Union Pacific (UNP) – Recommended at $102.97; now trading at $98.62. As suggested by the CEO comments found in this article, Union Pacific could be a steady gainer in the coming months. Most significantly, the railroad’s business is improving despite a mediocre economy. Additionally, rail traffic seems to be improving. This is especially true when traffic for certain goods is excluded, which is important for predicting future trends. Union Pacific has also been benefiting from a strong holiday season. Specifically, UPS and FedEx are using the railroad company quite a bit to move packages across the country. Other big players in the railroad industry include Canadian National Railway (CNI), CSX (CSX), and Burlington Northern Santa Fe, which is owned by Berkshire Hathaway (BRK.B).

Investors should note that Union Pacific has a higher price to earnings ratio than Canadian National Railway and CSX. Meanwhile, margins for Union Pacific are about average – those numbers are 41.19% gross and 28.50% operating. As for cash flows, $764 million flowed out during 2010 and $561 million flowed in during the first 9 months of 2011. The turnaround in cash flows was partially due to new loans being taken, although cash from operating activities is also improving.

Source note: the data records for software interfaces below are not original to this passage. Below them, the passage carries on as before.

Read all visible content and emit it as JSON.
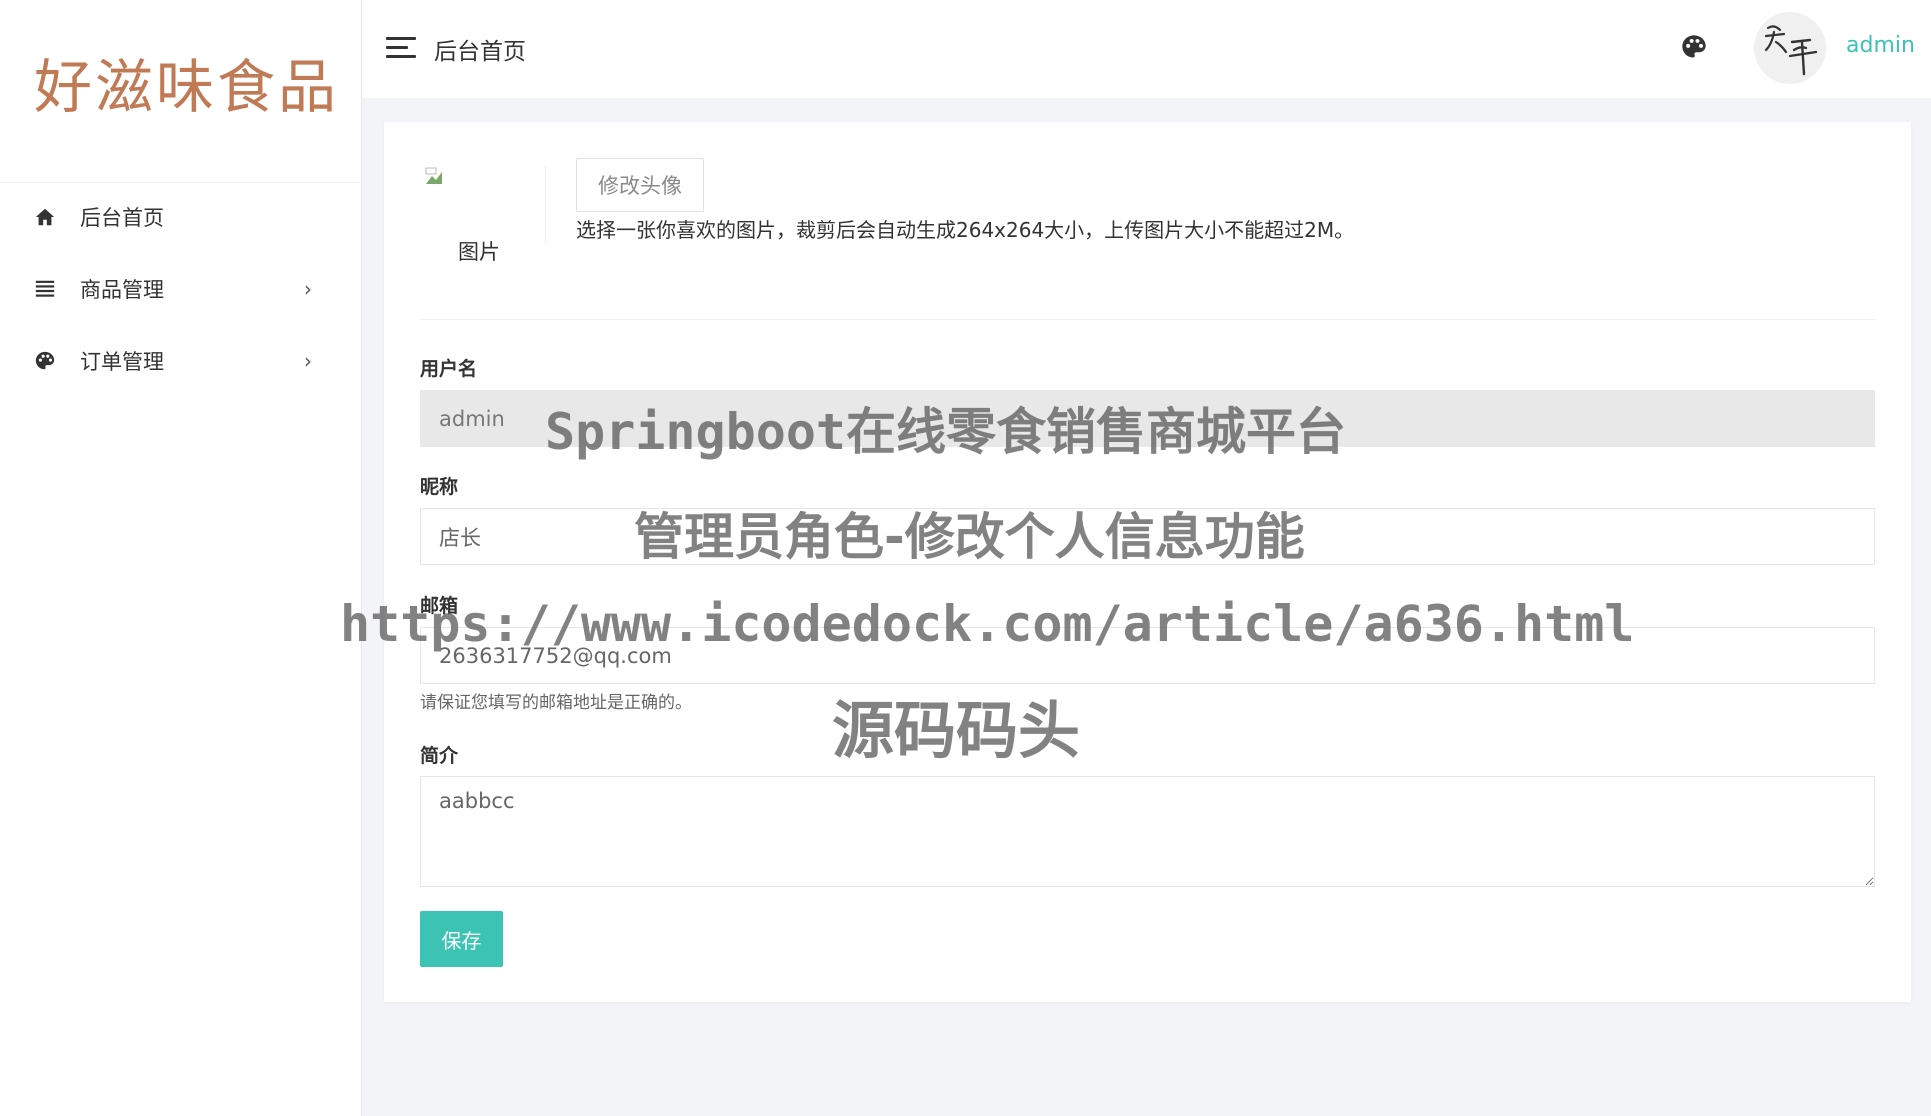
{
  "brand": {
    "logo_text": "好滋味食品",
    "logo_color": "#c07a55",
    "accent_color": "#3cc3b3"
  },
  "sidebar": {
    "items": [
      {
        "label": "后台首页",
        "icon": "home-icon",
        "has_children": false
      },
      {
        "label": "商品管理",
        "icon": "list-icon",
        "has_children": true
      },
      {
        "label": "订单管理",
        "icon": "palette-icon",
        "has_children": true
      }
    ]
  },
  "header": {
    "title": "后台首页",
    "username": "admin",
    "avatar_icon": "user-avatar"
  },
  "profile": {
    "avatar_alt": "图片",
    "change_avatar_label": "修改头像",
    "avatar_hint": "选择一张你喜欢的图片，裁剪后会自动生成264x264大小，上传图片大小不能超过2M。",
    "fields": {
      "username": {
        "label": "用户名",
        "value": "admin"
      },
      "nickname": {
        "label": "昵称",
        "value": "店长"
      },
      "email": {
        "label": "邮箱",
        "value": "2636317752@qq.com",
        "help": "请保证您填写的邮箱地址是正确的。"
      },
      "bio": {
        "label": "简介",
        "value": "aabbcc"
      }
    },
    "save_label": "保存"
  },
  "watermark": {
    "line1": "Springboot在线零食销售商城平台",
    "line2": "管理员角色-修改个人信息功能",
    "line3": "https://www.icodedock.com/article/a636.html",
    "line4": "源码码头"
  }
}
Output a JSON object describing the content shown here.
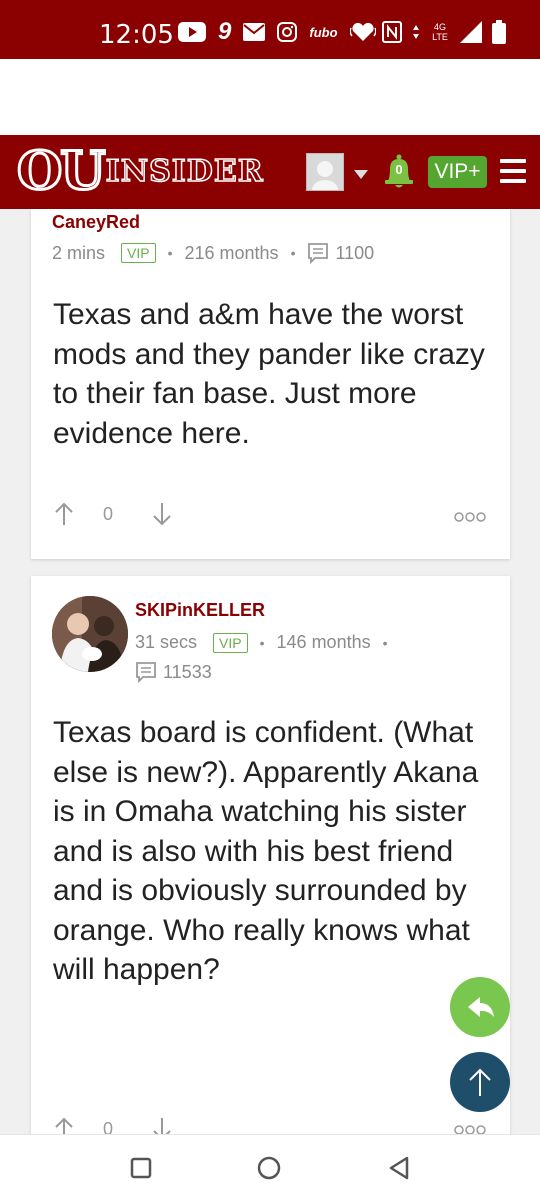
{
  "status_bar": {
    "time": "12:05",
    "network": "4G LTE",
    "icons": [
      "youtube-icon",
      "nine-icon",
      "mail-icon",
      "instagram-icon",
      "fubo-icon",
      "iheart-icon",
      "nfc-icon",
      "data-arrows-icon",
      "signal-icon",
      "battery-icon"
    ],
    "fubo_label": "fubo",
    "nine_label": "9"
  },
  "header": {
    "logo_ou": "OU",
    "logo_insider": "INSIDER",
    "notification_count": "0",
    "vip_button": "VIP+"
  },
  "comments": [
    {
      "username": "CaneyRed",
      "time": "2 mins",
      "badge": "VIP",
      "months": "216 months",
      "post_count": "1100",
      "text": "Texas and a&m have the worst mods and they pander like crazy to their fan base. Just more evidence here.",
      "votes": "0"
    },
    {
      "username": "SKIPinKELLER",
      "time": "31 secs",
      "badge": "VIP",
      "months": "146 months",
      "post_count": "11533",
      "text": "Texas board is confident. (What else is new?). Apparently Akana is in Omaha watching his sister and is also with his best friend and is obviously surrounded by orange. Who really knows what will happen?",
      "votes": "0"
    }
  ],
  "colors": {
    "brand": "#8b0000",
    "vip_green": "#55a630",
    "reply_fab": "#7ac74f",
    "top_fab": "#1f4e6b"
  }
}
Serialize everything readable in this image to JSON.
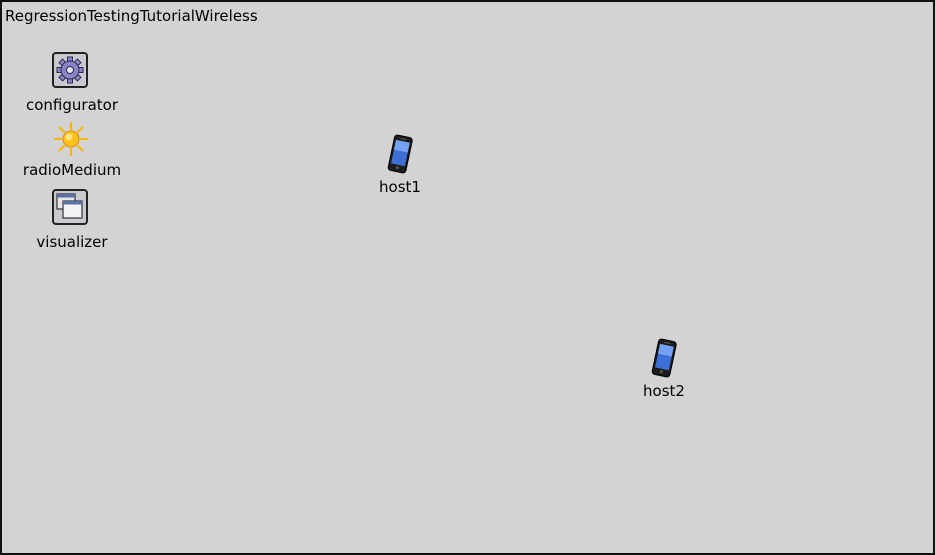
{
  "network": {
    "title": "RegressionTestingTutorialWireless"
  },
  "nodes": {
    "configurator": {
      "label": "configurator",
      "icon": "gear-icon"
    },
    "radioMedium": {
      "label": "radioMedium",
      "icon": "sun-icon"
    },
    "visualizer": {
      "label": "visualizer",
      "icon": "windows-icon"
    },
    "host1": {
      "label": "host1",
      "icon": "phone-icon"
    },
    "host2": {
      "label": "host2",
      "icon": "phone-icon"
    }
  },
  "colors": {
    "canvas_background": "#d3d3d3",
    "border": "#111111",
    "sun": "#f7b500",
    "gear": "#8a86c4"
  }
}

Whole Foods Markets (WFM) – Recommended at $67.61; now trading at $66.01. One interesting story for Whole Foods Market is that the company is teaming up with The Beer Wench to try to bring in some new customers. Here’s what Michael Bepko, global online community manager for the company, had to say: "Taking our experts and knowledge online with The Beer Wench to connect to some new beer connoisseurs is a natural extension of the community we work hard to create in stores.” Whole Foods is also making an appearance on Goldman Sachs’ list of Best Buys for 2012. In fact, the firm says the stock could rise over 15 percent, which would put it at $80. A new store in Phoenix should also have Whole Foods shareholders excited.

In fact, the Phoenix location figures to be quite lucrative because of the area’s interest in organic products. On the other hand, at least one writer believes that Whole Foods’ emphasis on organic foods isn’t that valuable anymore. Important competitors for Whole Foods include Kroger (KR) and Safeway (SWY). Those stocks have significantly lower price to earnings and price to sales ratios. In fact, Whole Foods higher ratios can be explained by its terrific margins – 34.99% gross and 5.51% operating.

Source: Tracking 5 New Jim Cramer Picks From November